Look over the lines below. Report each one that includes the string "React".

Records from a data collection

+++++

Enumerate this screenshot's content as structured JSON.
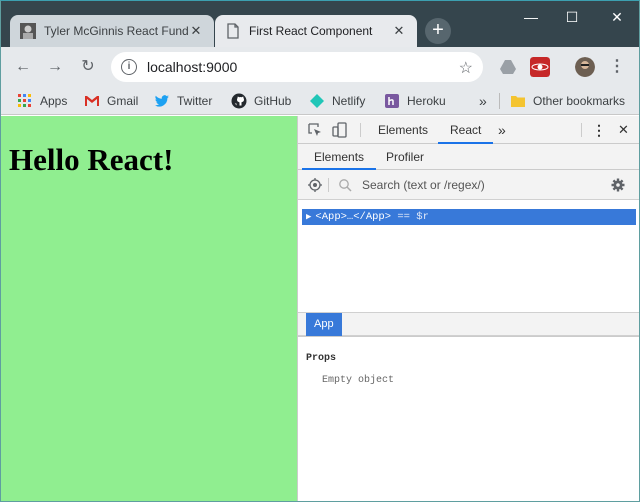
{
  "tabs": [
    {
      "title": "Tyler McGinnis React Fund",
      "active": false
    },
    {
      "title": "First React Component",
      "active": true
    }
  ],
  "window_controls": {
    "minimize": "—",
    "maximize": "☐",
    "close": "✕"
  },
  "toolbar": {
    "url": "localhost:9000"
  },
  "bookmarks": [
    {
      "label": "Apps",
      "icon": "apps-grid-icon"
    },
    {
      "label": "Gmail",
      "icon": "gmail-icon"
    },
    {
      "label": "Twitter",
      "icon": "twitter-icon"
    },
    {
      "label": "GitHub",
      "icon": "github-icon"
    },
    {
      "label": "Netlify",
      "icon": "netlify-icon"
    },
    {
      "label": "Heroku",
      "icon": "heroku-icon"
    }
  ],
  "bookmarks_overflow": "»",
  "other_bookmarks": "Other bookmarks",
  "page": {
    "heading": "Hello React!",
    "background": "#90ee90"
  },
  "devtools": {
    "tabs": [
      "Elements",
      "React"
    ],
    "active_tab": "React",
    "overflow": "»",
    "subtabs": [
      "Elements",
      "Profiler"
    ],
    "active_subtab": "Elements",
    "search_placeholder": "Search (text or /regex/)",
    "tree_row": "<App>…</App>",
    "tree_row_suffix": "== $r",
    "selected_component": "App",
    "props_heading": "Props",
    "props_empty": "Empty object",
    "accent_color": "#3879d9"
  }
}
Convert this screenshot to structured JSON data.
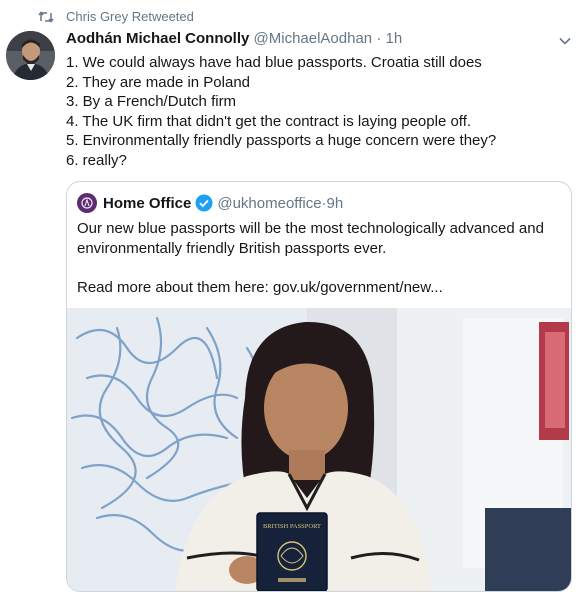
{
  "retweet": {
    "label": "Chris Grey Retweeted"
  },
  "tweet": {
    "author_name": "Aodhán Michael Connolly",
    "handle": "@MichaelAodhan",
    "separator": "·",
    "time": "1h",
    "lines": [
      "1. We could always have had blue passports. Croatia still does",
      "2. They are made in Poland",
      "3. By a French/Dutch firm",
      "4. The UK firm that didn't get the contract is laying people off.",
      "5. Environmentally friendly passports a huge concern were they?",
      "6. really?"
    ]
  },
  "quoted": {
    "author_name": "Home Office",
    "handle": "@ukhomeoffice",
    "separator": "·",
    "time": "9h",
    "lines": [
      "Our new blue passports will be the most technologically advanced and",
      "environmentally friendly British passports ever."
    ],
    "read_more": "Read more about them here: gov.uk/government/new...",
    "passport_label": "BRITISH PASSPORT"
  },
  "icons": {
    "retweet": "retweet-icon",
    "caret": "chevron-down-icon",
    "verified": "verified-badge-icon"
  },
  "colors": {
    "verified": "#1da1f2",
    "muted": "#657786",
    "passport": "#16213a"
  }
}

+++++

- TASK RESPONSE
      "title": "Tyler McGinnis React Fund",
      "title": "First React Component",
    "heading": "Hello React!",
      "React"
    "active_tab": "React",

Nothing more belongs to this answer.